NEW YORK — The recent surge in interest rates will deal a sharp blow to the auto industry, is already slowing housing starts and sales and promises to retard the corporate takeover activity that, until recent days, has helped buoy the stock market, analysts say.
It is likely to provide little joy to bankers, they say, who fear anything that would add further pressure on questionable debts to developing countries and U.S. farmers.
The prospect of further rate hikes loomed again on Friday, as Marine Midland Bank in New York increased its prime lending rate, and there was renewed speculation that the Federal Reserve Board may soon bump up the discount rate. Marine Midland lifted its prime rate to 9.75% from 9.25%, following the lead of Chemical Bank, which announced a similar increase on Thursday.
Still, predictions that Chemical's move would be followed by most other major banks were not borne out.
The rise in rates, a contributor to investors' flight from the stock market, comes at a particularly inopportune moment for the auto industry, which for most of the year has sought to spur sales with discount financing packages. Despite the discounts, auto sales fell 18% in September from the same period of 1986.
"If you have trouble selling cars with 2.9% financing, you can imagine what it would be like offering them at 4.9%," said David Levy, partner in Levy Economic Forecasts in Chappaqua, N.Y. "The auto companies will have less success, and it will cost them a lot more."
Rising rates are usually felt first in the housing industry, and this cycle is no different, economists say.
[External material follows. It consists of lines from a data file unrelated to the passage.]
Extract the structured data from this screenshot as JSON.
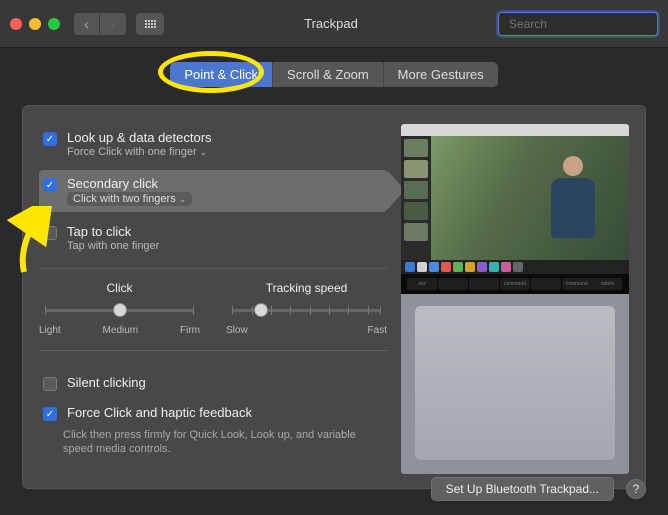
{
  "window": {
    "title": "Trackpad",
    "search_placeholder": "Search"
  },
  "tabs": [
    {
      "label": "Point & Click",
      "active": true
    },
    {
      "label": "Scroll & Zoom",
      "active": false
    },
    {
      "label": "More Gestures",
      "active": false
    }
  ],
  "options": {
    "lookup": {
      "title": "Look up & data detectors",
      "subtitle": "Force Click with one finger",
      "checked": true,
      "has_submenu": true
    },
    "secondary": {
      "title": "Secondary click",
      "subtitle": "Click with two fingers",
      "checked": true,
      "has_submenu": true,
      "selected": true
    },
    "tap": {
      "title": "Tap to click",
      "subtitle": "Tap with one finger",
      "checked": false
    }
  },
  "sliders": {
    "click": {
      "label": "Click",
      "min_label": "Light",
      "mid_label": "Medium",
      "max_label": "Firm",
      "value_pct": 50
    },
    "tracking": {
      "label": "Tracking speed",
      "min_label": "Slow",
      "max_label": "Fast",
      "value_pct": 22
    }
  },
  "bottom_options": {
    "silent": {
      "title": "Silent clicking",
      "checked": false
    },
    "force": {
      "title": "Force Click and haptic feedback",
      "description": "Click then press firmly for Quick Look, Look up, and variable speed media controls.",
      "checked": true
    }
  },
  "footer": {
    "setup_label": "Set Up Bluetooth Trackpad...",
    "help_label": "?"
  },
  "annotation": {
    "highlight_tab": "Point & Click",
    "arrow_target": "secondary-click-checkbox"
  },
  "colors": {
    "accent": "#2f6fe0",
    "highlight": "#ffe600"
  }
}
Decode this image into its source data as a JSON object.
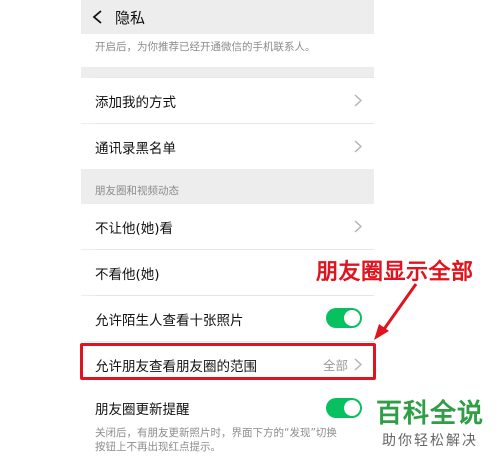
{
  "header": {
    "title": "隐私"
  },
  "top_hint": "开启后，为你推荐已经开通微信的手机联系人。",
  "menu_items": [
    {
      "label": "添加我的方式"
    },
    {
      "label": "通讯录黑名单"
    }
  ],
  "section_label": "朋友圈和视频动态",
  "moments_items": [
    {
      "label": "不让他(她)看"
    },
    {
      "label": "不看他(她)"
    },
    {
      "label": "允许陌生人查看十张照片"
    },
    {
      "label": "允许朋友查看朋友圈的范围",
      "value": "全部"
    },
    {
      "label": "朋友圈更新提醒"
    }
  ],
  "toggles": {
    "stranger_photos": true,
    "moments_reminder": true
  },
  "bottom_hint_lines": [
    "关闭后，有朋友更新照片时，界面下方的“发现”切换",
    "按钮上不再出现红点提示。"
  ],
  "annotation_text": "朋友圈显示全部",
  "watermark": {
    "title": "百科全说",
    "subtitle": "助你轻松解决"
  },
  "colors": {
    "accent_green": "#07c160",
    "annotation_red": "#e0141e",
    "watermark_green": "#2f9e44"
  }
}
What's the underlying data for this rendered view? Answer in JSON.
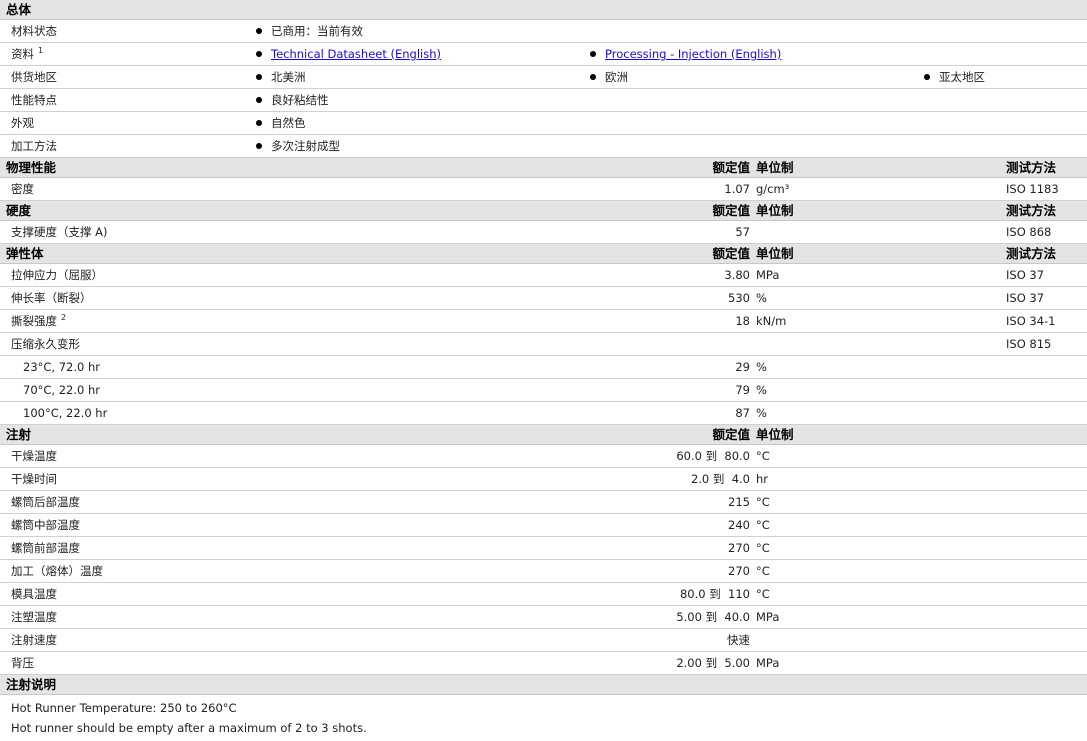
{
  "general": {
    "title": "总体",
    "rows": [
      {
        "label": "材料状态",
        "items": [
          "已商用：当前有效"
        ]
      },
      {
        "label": "资料",
        "sup": "1",
        "links": [
          "Technical Datasheet (English)",
          "Processing - Injection (English)"
        ]
      },
      {
        "label": "供货地区",
        "items": [
          "北美洲",
          "欧洲",
          "亚太地区"
        ]
      },
      {
        "label": "性能特点",
        "items": [
          "良好粘结性"
        ]
      },
      {
        "label": "外观",
        "items": [
          "自然色"
        ]
      },
      {
        "label": "加工方法",
        "items": [
          "多次注射成型"
        ]
      }
    ]
  },
  "headers": {
    "nominal": "额定值",
    "unit": "单位制",
    "test": "测试方法"
  },
  "physical": {
    "title": "物理性能",
    "rows": [
      {
        "label": "密度",
        "value": "1.07",
        "unit": "g/cm³",
        "test": "ISO 1183"
      }
    ]
  },
  "hardness": {
    "title": "硬度",
    "rows": [
      {
        "label": "支撑硬度（支撑 A)",
        "value": "57",
        "unit": "",
        "test": "ISO 868"
      }
    ]
  },
  "elastomer": {
    "title": "弹性体",
    "rows": [
      {
        "label": "拉伸应力（屈服）",
        "value": "3.80",
        "unit": "MPa",
        "test": "ISO 37"
      },
      {
        "label": "伸长率（断裂）",
        "value": "530",
        "unit": "%",
        "test": "ISO 37"
      },
      {
        "label": "撕裂强度",
        "sup": "2",
        "value": "18",
        "unit": "kN/m",
        "test": "ISO 34-1"
      },
      {
        "label": "压缩永久变形",
        "value": "",
        "unit": "",
        "test": "ISO 815"
      },
      {
        "label": "23°C, 72.0 hr",
        "value": "29",
        "unit": "%",
        "test": ""
      },
      {
        "label": "70°C, 22.0 hr",
        "value": "79",
        "unit": "%",
        "test": ""
      },
      {
        "label": "100°C, 22.0 hr",
        "value": "87",
        "unit": "%",
        "test": ""
      }
    ]
  },
  "injection": {
    "title": "注射",
    "rows": [
      {
        "label": "干燥温度",
        "value": "60.0 到  80.0",
        "unit": "°C"
      },
      {
        "label": "干燥时间",
        "value": "2.0 到  4.0",
        "unit": "hr"
      },
      {
        "label": "螺筒后部温度",
        "value": "215",
        "unit": "°C"
      },
      {
        "label": "螺筒中部温度",
        "value": "240",
        "unit": "°C"
      },
      {
        "label": "螺筒前部温度",
        "value": "270",
        "unit": "°C"
      },
      {
        "label": "加工（熔体）温度",
        "value": "270",
        "unit": "°C"
      },
      {
        "label": "模具温度",
        "value": "80.0 到  110",
        "unit": "°C"
      },
      {
        "label": "注塑温度",
        "value": "5.00 到  40.0",
        "unit": "MPa"
      },
      {
        "label": "注射速度",
        "value": "快速",
        "unit": ""
      },
      {
        "label": "背压",
        "value": "2.00 到  5.00",
        "unit": "MPa"
      }
    ]
  },
  "notes": {
    "title": "注射说明",
    "lines": [
      "Hot Runner Temperature: 250 to 260°C",
      "Hot runner should be empty after a maximum of 2 to 3 shots."
    ]
  }
}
The U.S. Savings & Loan Assn. is predicting about 1.65 million housing starts this year, declining to 1.5 million in 1988, compared to last year's 1.805 million. The effective price of a fixed-rate 30-year mortgage, at a low of about 9.1% in March, has been climbing an average of about 0.1 percentage point a week recently, and is now 10.4%, Levy said.
With those increases, home buyers have been rapidly forsaking fixed-rate mortgages for those with adjustable rates. In early September, 54% of home buyers were choosing adjustable-rate mortgages, compared to 22% in early April, noted James Christian, senior economist with the U.S. League of Savings Institutions.
Adjustable-rate mortgages often have special low introductory rates, allowing more people to qualify for them, and typically have lower rates than fixed-rate mortgages available at the same time.
Interest rate increases are likely to be felt also by the millions of Americans, who, exploiting the 1986 federal tax code changes, have this year taken out about $30 billion in home equity loans. Typically, banks grant lines of credit to applicants for such loans. Later, when the homeowner actually borrows from the credit line, he is charged the then-prevailing interest rate.
While these loans are usually used for such purchases as paying medical expenses, improving a home or sending a child to college, those who qualify for them are usually in sound financial condition. "Rising rates will be more annoyance than real hardship for these people," said David Rolley, economist at Chase Econometrics.
The upward drift of rates will also soon be felt in the world of mergers and acquisitions, as it jeopardizes some of the many deals that can be financed only with heavy borrowings.
May Hurt Capital Spending
Analysts said that message was sent in the drubbing of several stocks that have been takeover targets.
Gillette, long the target of raider Ronald O. Perelman, fell $3.875 a share on Thursday and another $3.875 on Friday. Allegis Corp., parent of United Airlines, lost $5.25 a share on Thursday and $4.375 on Friday.
So far, rising rates have not been much of a blessing to the banks, allowing them simply to cover their increased cost of funds. Higher rates will make many bankers nervous because they will increase the pressure on their shaky overseas loans, economists said. They noted that a 1 point rise in the prime rate translates to an increase of $4 billion in the debts owed U.S. banks by less-developed nations.
A hoped-for fourth-quarter upswing in capital spending--corporate investment in major equipment or buildings--may also be aborted by the interest rate rise. Economists had been hoping that a late-year surge in capital spending would lift 1987 capital spending to between 1% and 2% over 1986 levels, said Georges Rocourt, economist with Mercantile Safe-Deposit & Trust in Baltimore.
"It sounds like that may not be realistic for this year, and maybe we shouldn't hope for the 4% gains people have been talking about for 1988," he said.
Henry Kaufman, chief economist for the Salomon Bros. investment house, predicted that only a sudden slowdown in the economy could halt the rise in rates. Writing in his weekly economic commentary, Kaufman said interruptions in the rates' increase would be only temporary "until the market's fear of mounting inflation and accelerating growth are allayed."